Sales & Sourcing Manager, Puget Sound Food Hub Cooperative

From an early age, I was captivated by the art of cooking, and this fascination eventually blossomed into a full-fledged career. I honed my skills and gained invaluable experience working in top-notch culinary programs across the United States. However, it was during my time in Washington State that I discovered the true essence of farm-to-table dining. Currently, my work revolves around collaborating with restaurants, farmers’ markets, grocery stores, and other food retailers to seamlessly integrate locally sourced products into their offerings. By providing education and guidance on the benefits of sourcing from nearby farmers, ranchers, fishers, and value-added producers, I have witnessed a growing interest and appreciation for the unique flavors and health benefits that the local bounty brings.

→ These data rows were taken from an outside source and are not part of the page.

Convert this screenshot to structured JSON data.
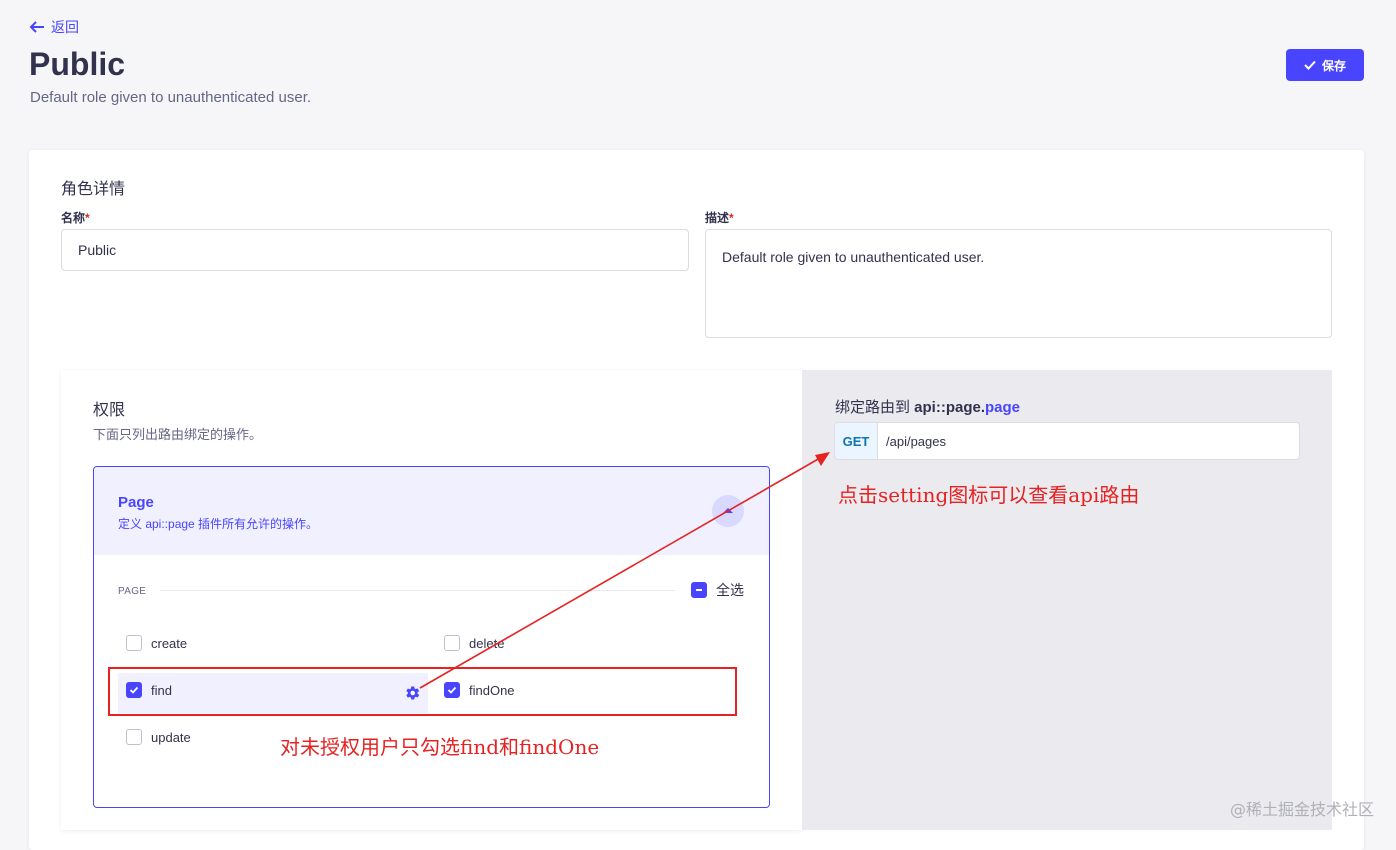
{
  "header": {
    "back_label": "返回",
    "title": "Public",
    "subtitle": "Default role given to unauthenticated user.",
    "save_label": "保存"
  },
  "role_details": {
    "section_title": "角色详情",
    "name_label": "名称",
    "name_value": "Public",
    "desc_label": "描述",
    "desc_value": "Default role given to unauthenticated user.",
    "required_mark": "*"
  },
  "permissions": {
    "title": "权限",
    "description": "下面只列出路由绑定的操作。",
    "accordion": {
      "title": "Page",
      "subtitle": "定义 api::page 插件所有允许的操作。",
      "group_label": "PAGE",
      "select_all_label": "全选",
      "actions": [
        {
          "label": "create",
          "checked": false
        },
        {
          "label": "delete",
          "checked": false
        },
        {
          "label": "find",
          "checked": true
        },
        {
          "label": "findOne",
          "checked": true
        },
        {
          "label": "update",
          "checked": false
        }
      ]
    }
  },
  "route_panel": {
    "title_prefix": "绑定路由到 ",
    "title_api": "api::page.",
    "title_accent": "page",
    "method": "GET",
    "path": "/api/pages"
  },
  "annotations": {
    "setting_note": "点击setting图标可以查看api路由",
    "select_note": "对未授权用户只勾选find和findOne"
  },
  "watermark": "@稀土掘金技术社区",
  "colors": {
    "accent": "#4945ff",
    "annotation_red": "#e62222",
    "background": "#f6f6f9"
  }
}
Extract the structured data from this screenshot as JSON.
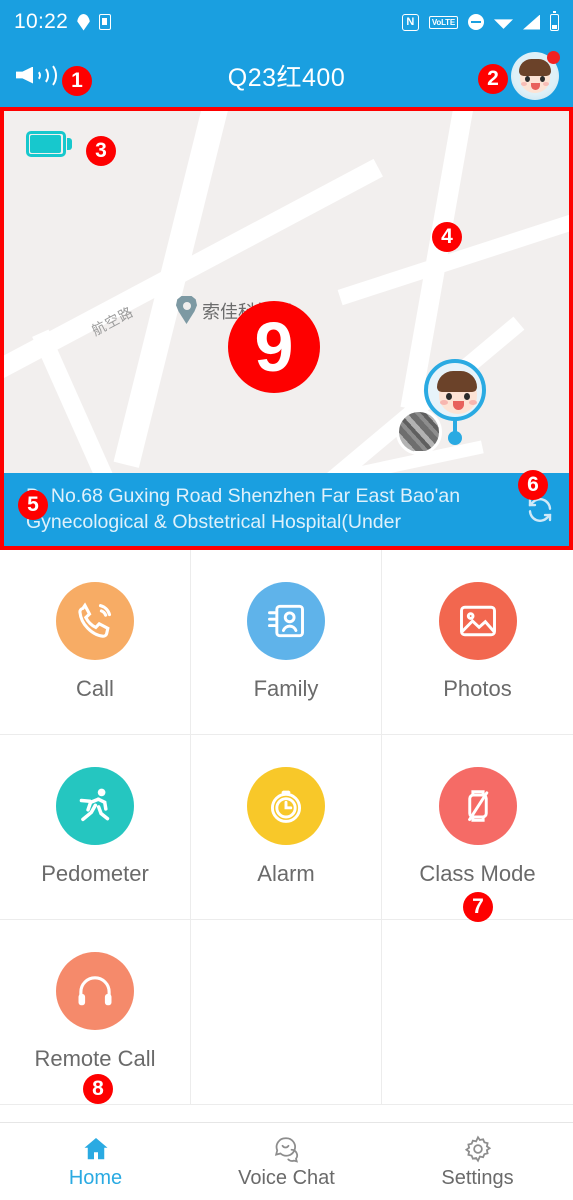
{
  "statusbar": {
    "time": "10:22",
    "icons_left": [
      "location-pin-icon",
      "sim-card-icon"
    ],
    "icons_right": [
      "nfc-icon",
      "volte-icon",
      "do-not-disturb-icon",
      "wifi-icon",
      "cellular-signal-icon",
      "battery-icon"
    ],
    "nfc_label": "N",
    "volte_label": "VoLTE"
  },
  "header": {
    "title": "Q23红400",
    "speaker_icon": "speaker-volume-icon",
    "avatar_icon": "child-avatar",
    "has_notification_dot": true,
    "background_color": "#1a9fe0"
  },
  "map": {
    "device_battery_icon": "device-battery-icon",
    "street_label": "航空路",
    "poi_label": "索佳科技园",
    "kid_marker_icon": "child-location-marker",
    "photo_marker_icon": "photo-location-marker",
    "background_color": "#f2efee"
  },
  "address": {
    "text": "D. No.68 Guxing Road Shenzhen Far East Bao'an Gynecological & Obstetrical Hospital(Under",
    "refresh_icon": "refresh-icon"
  },
  "grid": {
    "items": [
      {
        "label": "Call",
        "icon": "phone-call-icon",
        "color": "#f7ac65"
      },
      {
        "label": "Family",
        "icon": "contact-card-icon",
        "color": "#5fb3ea"
      },
      {
        "label": "Photos",
        "icon": "photo-image-icon",
        "color": "#f2674f"
      },
      {
        "label": "Pedometer",
        "icon": "running-man-icon",
        "color": "#25c6c0"
      },
      {
        "label": "Alarm",
        "icon": "alarm-clock-icon",
        "color": "#f8c829"
      },
      {
        "label": "Class Mode",
        "icon": "watch-disabled-icon",
        "color": "#f56b66"
      },
      {
        "label": "Remote Call",
        "icon": "headphones-icon",
        "color": "#f58a6b"
      },
      {
        "label": "",
        "icon": "",
        "color": ""
      },
      {
        "label": "",
        "icon": "",
        "color": ""
      }
    ]
  },
  "bottomnav": {
    "items": [
      {
        "label": "Home",
        "icon": "home-icon",
        "active": true
      },
      {
        "label": "Voice Chat",
        "icon": "chat-bubbles-icon",
        "active": false
      },
      {
        "label": "Settings",
        "icon": "gear-icon",
        "active": false
      }
    ],
    "active_color": "#2aaae2"
  },
  "annotations": {
    "color": "#fe0000",
    "markers": [
      {
        "id": "1",
        "target": "speaker-button"
      },
      {
        "id": "2",
        "target": "avatar-button"
      },
      {
        "id": "3",
        "target": "device-battery"
      },
      {
        "id": "4",
        "target": "child-location-marker"
      },
      {
        "id": "5",
        "target": "address-text"
      },
      {
        "id": "6",
        "target": "refresh-button"
      },
      {
        "id": "7",
        "target": "class-mode-cell"
      },
      {
        "id": "8",
        "target": "remote-call-cell"
      },
      {
        "id": "9",
        "target": "map-area"
      }
    ]
  }
}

2024 Judges

Leslee Dixon

Sustainable Development Consultant

Madison Rossi

Senior Business Development & Relationships Specialist, Non-GMO Project

Margo Ackman

Food Educator, Bon Appétit for Google

Mariah DeLeo

Good Food Economy Program Manager, Seattle Good Business Network

Shelley Straume

Grocery Merchandiser, PCC Community Markets

Elspeth Payton

Inside Sales, RITROVO Italian Regional Foods

Audrey Matheson

Co-Owner, Bow Hill Blueberries

Lauren Grant

Executive Project Manager, Fran's Chocolates

Mia Ponce

Associate Broker Retail and Restaurant, NAI Puget Sound Properties

Robin Meyer

Sales Manager, Girl Meets Dirt

Frank Schuck

Category Manager, Metropolitan Market


In order to be eligible for a Good Food Award, pickles entries must meeting the following standards:

  • Made in the USA or US territories.
  • Free of artificial ingredients, including colors, flavors and preservatives.
  • Free of genetically modified ingredients.
  • Made with domestic, non-petroleum based vinegar, where vinegar is used.
  • Made with ingredients that are foraged or grown:
    • Locally.*
    • With respect for seasonality.*
    • Without the use of synthetic inputs, including herbicides, pesticides, fungicides or fertilizers.
  • Made by a crafter that is an upstanding member of the good food community, committed to equity and inclusion in all levels of their business,** as exemplified through integrating these  practices:
    • Creating a safe and healthy work environment where employees receive a fair wage, are safe and respected at work and have access to the resources they need to keep themselves healthy.
    • Offering a diversity, equity, and inclusion training to staff members and/or leadership annually.
    • Thoughtfully acknowledging the heritage of culturally-specific food on websites, packaging and/or marketing materials.
    • For the small percentage of Good Food community that operates on a significantly larger scale, meeting additional criteria related to board diversity, maternity leave and employment practices.**

*Ingredients that make up less than 2% of the product, such as spices, may be sourced from farther afield.
**Check if you are in the 2% of companies meeting the Good Food Foundation definition of large scale, and review the addition criteria on the Rules & Regulations page.


Additionally, pickles entries must fit within one of the following subcategories:

  • Olives
  • Vinegar-Fermented
  • Lacto-Fermented

Kombucha can now be entered in the Elixirs category.